Application for prescribing rights for registered nurses practising in primary health and specialty teams
20 October 2014
The Nursing Council has submitted an application for designated prescribing rights for registered nurses practising in primary health and specialty teams. The application will be considered by the Ministry of Health before further steps are taken to introduce a regulation enabling further registered nurses to prescribe. This application builds on the Councils consultation for “specialist nurse prescribing” in 2013. This proposal was strongly supported by submitters with many considering there would be clear benefits for patients.
Some registered nurses can already prescribe in diabetes health. This application is for a broader group of registered nurses who work with patients with long term and common conditions in primary health and in specialty teams in outpatient settings. These registered nurses will have appropriate clinical experience and education including a practicum with a prescribing mentor before they would be able to prescribe commonly used medicines in their specialty area.
The reason the Council has developed this application for further registered nurse prescribing is to improve patient care without compromising patient safety; to make it easier for patients to obtain the medicines they need; and make better use of the skills of health professionals.

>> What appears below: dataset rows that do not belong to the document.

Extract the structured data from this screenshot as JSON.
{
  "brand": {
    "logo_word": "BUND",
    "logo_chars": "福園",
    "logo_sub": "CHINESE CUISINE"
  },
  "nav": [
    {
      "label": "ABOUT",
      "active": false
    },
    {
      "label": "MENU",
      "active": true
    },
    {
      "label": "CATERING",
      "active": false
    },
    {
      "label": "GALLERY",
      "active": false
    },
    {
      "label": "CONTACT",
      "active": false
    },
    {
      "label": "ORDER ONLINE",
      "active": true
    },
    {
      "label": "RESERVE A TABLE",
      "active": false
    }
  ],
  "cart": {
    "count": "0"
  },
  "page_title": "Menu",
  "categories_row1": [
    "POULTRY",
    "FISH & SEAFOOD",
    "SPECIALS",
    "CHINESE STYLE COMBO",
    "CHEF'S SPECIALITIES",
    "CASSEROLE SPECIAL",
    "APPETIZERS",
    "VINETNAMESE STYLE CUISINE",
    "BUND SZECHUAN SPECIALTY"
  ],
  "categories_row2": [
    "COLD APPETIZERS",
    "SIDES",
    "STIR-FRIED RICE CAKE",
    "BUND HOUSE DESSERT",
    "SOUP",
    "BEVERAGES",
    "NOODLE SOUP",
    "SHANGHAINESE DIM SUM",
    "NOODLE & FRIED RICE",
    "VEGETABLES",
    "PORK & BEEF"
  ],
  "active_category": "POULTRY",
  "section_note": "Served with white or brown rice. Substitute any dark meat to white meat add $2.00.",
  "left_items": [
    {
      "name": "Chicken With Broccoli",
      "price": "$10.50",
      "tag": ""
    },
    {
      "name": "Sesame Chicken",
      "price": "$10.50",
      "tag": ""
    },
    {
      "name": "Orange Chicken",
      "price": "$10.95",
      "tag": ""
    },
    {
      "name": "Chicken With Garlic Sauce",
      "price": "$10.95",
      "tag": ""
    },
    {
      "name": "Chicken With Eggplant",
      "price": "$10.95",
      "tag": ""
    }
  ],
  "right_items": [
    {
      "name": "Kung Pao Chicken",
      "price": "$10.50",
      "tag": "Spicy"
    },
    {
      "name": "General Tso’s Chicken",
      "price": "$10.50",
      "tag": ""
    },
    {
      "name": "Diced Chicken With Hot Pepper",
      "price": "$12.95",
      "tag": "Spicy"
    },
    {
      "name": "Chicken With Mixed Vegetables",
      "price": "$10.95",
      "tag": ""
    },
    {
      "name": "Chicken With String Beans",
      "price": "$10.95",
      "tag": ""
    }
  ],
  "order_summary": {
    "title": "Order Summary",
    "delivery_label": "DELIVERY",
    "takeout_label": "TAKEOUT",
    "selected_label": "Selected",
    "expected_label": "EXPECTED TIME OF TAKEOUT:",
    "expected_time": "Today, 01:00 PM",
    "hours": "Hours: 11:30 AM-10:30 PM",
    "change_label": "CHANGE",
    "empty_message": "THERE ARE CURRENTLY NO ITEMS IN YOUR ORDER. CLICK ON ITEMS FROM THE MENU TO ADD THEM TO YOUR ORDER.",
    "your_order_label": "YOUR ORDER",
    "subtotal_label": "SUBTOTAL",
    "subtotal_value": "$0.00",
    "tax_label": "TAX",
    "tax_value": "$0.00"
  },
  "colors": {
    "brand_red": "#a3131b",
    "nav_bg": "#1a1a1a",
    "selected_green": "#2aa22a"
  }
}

The Council has proposed that registered nurses who apply for this prescribing authority will be required to complete
which includes advanced knowledge of pathophysiology, pharmacology, assessment and diagnostic reasoning in relation to the clinical management and prescribing for patients with long term and common conditions in New Zealand. The programme must include a prescribing practicum of at least 150 hours of clinical practice under the supervision of a designated authorised prescriber in a collaborative health team environment. The registered nurse will be required to continue to be supervised during the first 12 months of prescribing practice.
Working with a multidisciplinary team will enable registered nurse prescribers to consult other prescribers or refer more complex patients to a medical or nurse practitioner. They will have to meet the Competencies for nurse prescribing
(as well as the competencies for the registered nurse scope of practice).
More details about the Council’s proposal and application can be found below. It is not known how long the granting of prescribing rights will take or if changes to the proposal might be required.
The Council also intends to develop the proposal for community nurse prescribers that it consulted on in 2013.
Information for registered nurses interested in gaining prescribing rights
The Council is aware that many nurses have completed papers towards a clinical masters’ degree that are similar to those outlined in the
When the legislative changes are in place, the Council will implement a process to recognise postgraduate education in pathophysiology, clinical assessment and pharmacology, and prescribing practicum. Depending on the content and or recency of the completed papers/ programme, the registered nurses may be required to complete further education or supervised prescribing practice. The Council is unable to confirm individual papers or qualifications until the application has been agreed by the Government. Transition arrangements for Diabetes registered nurse prescribers will also be outlined at this time.
Registered nurses who have yet to commence or complete a programme of study are advised to seek guidance from a school of nursing that provides a clinical masters’ programme.